*** Data for this task ***

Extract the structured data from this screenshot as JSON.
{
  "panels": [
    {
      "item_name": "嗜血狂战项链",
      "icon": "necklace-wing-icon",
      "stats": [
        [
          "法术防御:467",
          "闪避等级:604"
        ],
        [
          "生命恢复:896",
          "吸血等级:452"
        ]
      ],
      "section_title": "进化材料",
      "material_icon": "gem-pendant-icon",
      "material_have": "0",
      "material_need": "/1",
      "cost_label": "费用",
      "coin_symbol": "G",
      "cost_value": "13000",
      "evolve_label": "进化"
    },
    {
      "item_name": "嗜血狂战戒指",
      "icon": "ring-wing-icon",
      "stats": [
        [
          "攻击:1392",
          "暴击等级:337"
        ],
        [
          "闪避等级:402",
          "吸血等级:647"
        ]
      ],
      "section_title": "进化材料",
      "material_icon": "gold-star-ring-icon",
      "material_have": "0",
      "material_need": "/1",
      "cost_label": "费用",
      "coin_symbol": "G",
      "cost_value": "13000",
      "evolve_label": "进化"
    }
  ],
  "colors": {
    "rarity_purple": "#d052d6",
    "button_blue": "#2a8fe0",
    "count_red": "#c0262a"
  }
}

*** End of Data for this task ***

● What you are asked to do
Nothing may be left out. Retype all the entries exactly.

● Answer to the problem
Extract the structured data from this screenshot as JSON.
{
  "panels": [
    {
      "item_name": "嗜血狂战项链",
      "icon": "necklace-wing-icon",
      "stats": [
        [
          "法术防御:467",
          "闪避等级:604"
        ],
        [
          "生命恢复:896",
          "吸血等级:452"
        ]
      ],
      "section_title": "进化材料",
      "material_icon": "gem-pendant-icon",
      "material_have": "0",
      "material_need": "/1",
      "cost_label": "费用",
      "coin_symbol": "G",
      "cost_value": "13000",
      "evolve_label": "进化"
    },
    {
      "item_name": "嗜血狂战戒指",
      "icon": "ring-wing-icon",
      "stats": [
        [
          "攻击:1392",
          "暴击等级:337"
        ],
        [
          "闪避等级:402",
          "吸血等级:647"
        ]
      ],
      "section_title": "进化材料",
      "material_icon": "gold-star-ring-icon",
      "material_have": "0",
      "material_need": "/1",
      "cost_label": "费用",
      "coin_symbol": "G",
      "cost_value": "13000",
      "evolve_label": "进化"
    }
  ],
  "colors": {
    "rarity_purple": "#d052d6",
    "button_blue": "#2a8fe0",
    "count_red": "#c0262a"
  }
}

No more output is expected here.